Argentina Submarine
The Argentine military submarine ARA San Juan and crew are seen in the port of Buenos Aires, Argentina, Jun. 2, 2014. The submarine has been missing since Nov. 15. Reuters

An internal document regarding a missing Argentine submarine revealed that the vessel was “limited” in how deep it could go, according to Argentinian journalist Juan Amorin. The ARA San Juan was “’limited’ in its operational depth at 100 meters (328 feet) because at greater depth [it] could not ‘guarantee its watertightness’,” according to the document.

The submarine and its 44 crew members went missing Nov. 15 off the coast of southern Argentina. A multinational search and rescue mission was launched, though the vessel still had not been found.

The new internal document may be able to shed light on what happened to the ARA San Juan. Officials still had not determined the cause of the submarine’s disappearance, though a report released in January by said it was likely that all crew on board died from an explosion on the vessel. An acoustic signal was detected the day the submarine disappeared that authorities said was consistent with the sound of an implosion of pressure inside the ship at a depth of 388 meters, or 1,272 feet. The report stated the explosion was equivalent to 5,669 kilograms of TNT which would have destroyed the hull in 40 miliseconds.

“They did not suffer or drown,” the report said. “Their death was instantaneous.”

The Argentine Navy had not weighed in on the report or confirmed its findings.

While the rescue mission for the crew was officially called off, the search for the submarine continued. Repeated discoveries of potential objects in the ocean raised the hopes of family members of crew on the ship, though none turned out to be the ship.
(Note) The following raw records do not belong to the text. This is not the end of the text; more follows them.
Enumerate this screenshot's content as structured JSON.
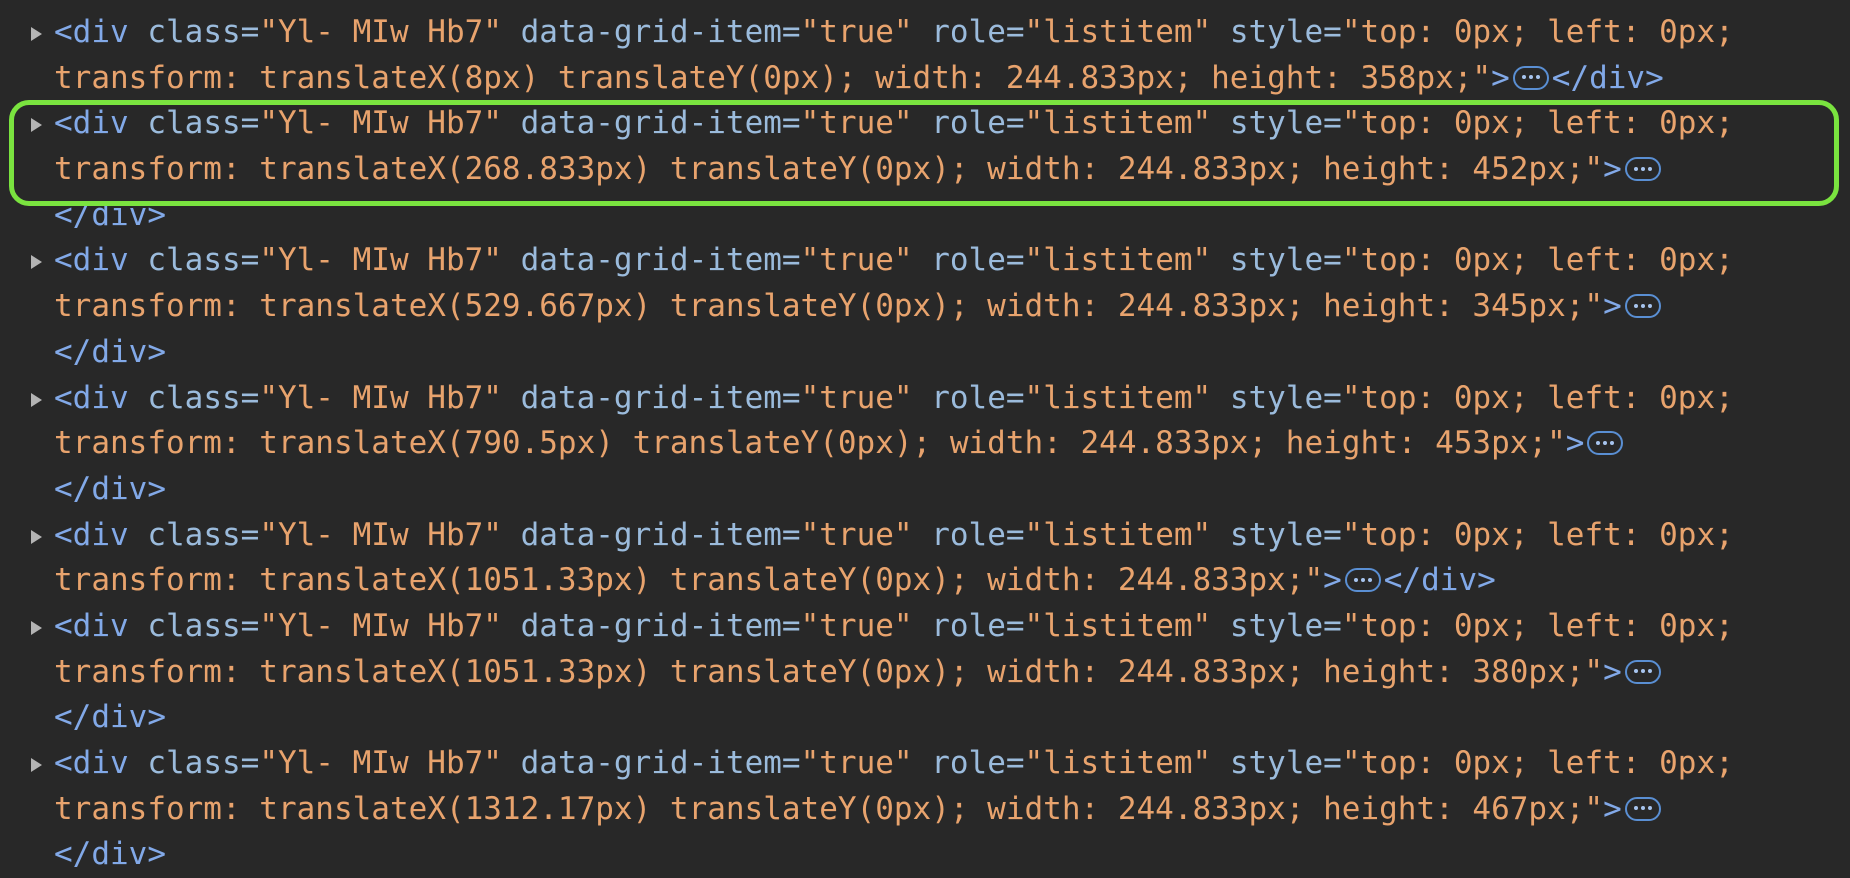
{
  "nodes": [
    {
      "tag": "div",
      "class_attr": "Yl- MIw Hb7",
      "grid_item": "true",
      "role": "listitem",
      "style_line1": "top: 0px; left: 0px;",
      "style_line2": "transform: translateX(8px) translateY(0px); width: 244.833px; height: 358px;",
      "closing_inline": true
    },
    {
      "tag": "div",
      "class_attr": "Yl- MIw Hb7",
      "grid_item": "true",
      "role": "listitem",
      "style_line1": "top: 0px; left: 0px;",
      "style_line2": "transform: translateX(268.833px) translateY(0px); width: 244.833px; height: 452px;",
      "closing_inline": false,
      "highlighted": true
    },
    {
      "tag": "div",
      "class_attr": "Yl- MIw Hb7",
      "grid_item": "true",
      "role": "listitem",
      "style_line1": "top: 0px; left: 0px;",
      "style_line2": "transform: translateX(529.667px) translateY(0px); width: 244.833px; height: 345px;",
      "closing_inline": false
    },
    {
      "tag": "div",
      "class_attr": "Yl- MIw Hb7",
      "grid_item": "true",
      "role": "listitem",
      "style_line1": "top: 0px; left: 0px;",
      "style_line2": "transform: translateX(790.5px) translateY(0px); width: 244.833px; height: 453px;",
      "closing_inline": false
    },
    {
      "tag": "div",
      "class_attr": "Yl- MIw Hb7",
      "grid_item": "true",
      "role": "listitem",
      "style_line1": "top: 0px; left: 0px;",
      "style_line2": "transform: translateX(1051.33px) translateY(0px); width: 244.833px;",
      "closing_inline": true
    },
    {
      "tag": "div",
      "class_attr": "Yl- MIw Hb7",
      "grid_item": "true",
      "role": "listitem",
      "style_line1": "top: 0px; left: 0px;",
      "style_line2": "transform: translateX(1051.33px) translateY(0px); width: 244.833px; height: 380px;",
      "closing_inline": false
    },
    {
      "tag": "div",
      "class_attr": "Yl- MIw Hb7",
      "grid_item": "true",
      "role": "listitem",
      "style_line1": "top: 0px; left: 0px;",
      "style_line2": "transform: translateX(1312.17px) translateY(0px); width: 244.833px; height: 467px;",
      "closing_inline": false
    }
  ],
  "attr_labels": {
    "class": "class",
    "grid": "data-grid-item",
    "role": "role",
    "style": "style"
  },
  "colors": {
    "background": "#282828",
    "tag": "#82a9e8",
    "attr_name": "#9bbbdc",
    "attr_value": "#e8a36d",
    "highlight": "#7ae33f"
  },
  "icons": {
    "expand": "disclosure-triangle-icon",
    "collapsed_children": "ellipsis-icon"
  }
}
The Argentine navy was working in conjunction with Russian ships and technology to explore the deep sea with submersibles that might detect the submarine’s remains.
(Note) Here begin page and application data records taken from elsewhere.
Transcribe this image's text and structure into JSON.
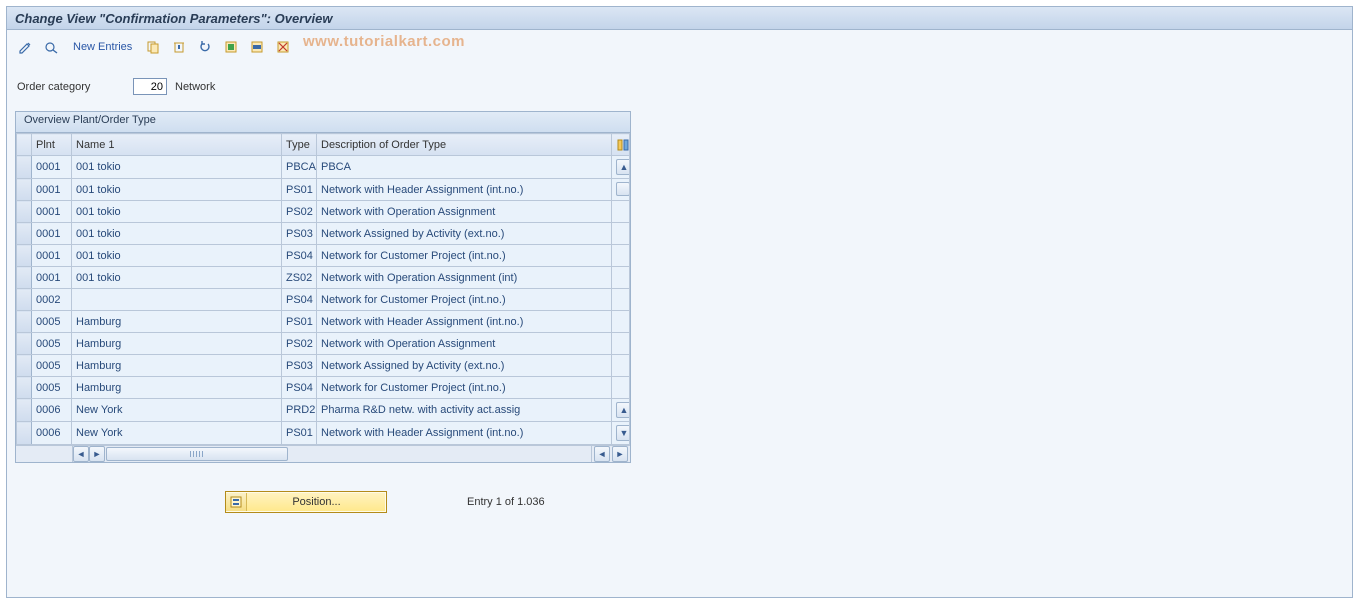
{
  "title": "Change View \"Confirmation Parameters\": Overview",
  "toolbar": {
    "new_entries_label": "New Entries"
  },
  "watermark": "www.tutorialkart.com",
  "order_category": {
    "label": "Order category",
    "value": "20",
    "text": "Network"
  },
  "group_title": "Overview Plant/Order Type",
  "columns": {
    "plnt": "Plnt",
    "name": "Name 1",
    "type": "Type",
    "desc": "Description of Order Type"
  },
  "rows": [
    {
      "plnt": "0001",
      "name": "001 tokio",
      "type": "PBCA",
      "desc": "PBCA"
    },
    {
      "plnt": "0001",
      "name": "001 tokio",
      "type": "PS01",
      "desc": "Network with Header Assignment (int.no.)"
    },
    {
      "plnt": "0001",
      "name": "001 tokio",
      "type": "PS02",
      "desc": "Network with Operation Assignment"
    },
    {
      "plnt": "0001",
      "name": "001 tokio",
      "type": "PS03",
      "desc": "Network Assigned by Activity (ext.no.)"
    },
    {
      "plnt": "0001",
      "name": "001 tokio",
      "type": "PS04",
      "desc": "Network for Customer Project (int.no.)"
    },
    {
      "plnt": "0001",
      "name": "001 tokio",
      "type": "ZS02",
      "desc": "Network with Operation Assignment (int)"
    },
    {
      "plnt": "0002",
      "name": "",
      "type": "PS04",
      "desc": "Network for Customer Project (int.no.)"
    },
    {
      "plnt": "0005",
      "name": "Hamburg",
      "type": "PS01",
      "desc": "Network with Header Assignment (int.no.)"
    },
    {
      "plnt": "0005",
      "name": "Hamburg",
      "type": "PS02",
      "desc": "Network with Operation Assignment"
    },
    {
      "plnt": "0005",
      "name": "Hamburg",
      "type": "PS03",
      "desc": "Network Assigned by Activity (ext.no.)"
    },
    {
      "plnt": "0005",
      "name": "Hamburg",
      "type": "PS04",
      "desc": "Network for Customer Project (int.no.)"
    },
    {
      "plnt": "0006",
      "name": "New York",
      "type": "PRD2",
      "desc": "Pharma R&D netw. with activity act.assig"
    },
    {
      "plnt": "0006",
      "name": "New York",
      "type": "PS01",
      "desc": "Network with Header Assignment (int.no.)"
    }
  ],
  "footer": {
    "position_label": "Position...",
    "entry_text": "Entry 1 of 1.036"
  }
}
Meanwhile, accusations of corruption and bribery surrounded the investigation into the submarine’s disappearance. Cornelia Schmidt-Liermann, chair of the Foreign Affairs Committee of the Argentine Parliament, told German public radio outlet BR that the batteries replaced on the vessel may have been “partly or not of the quality they should have [been].”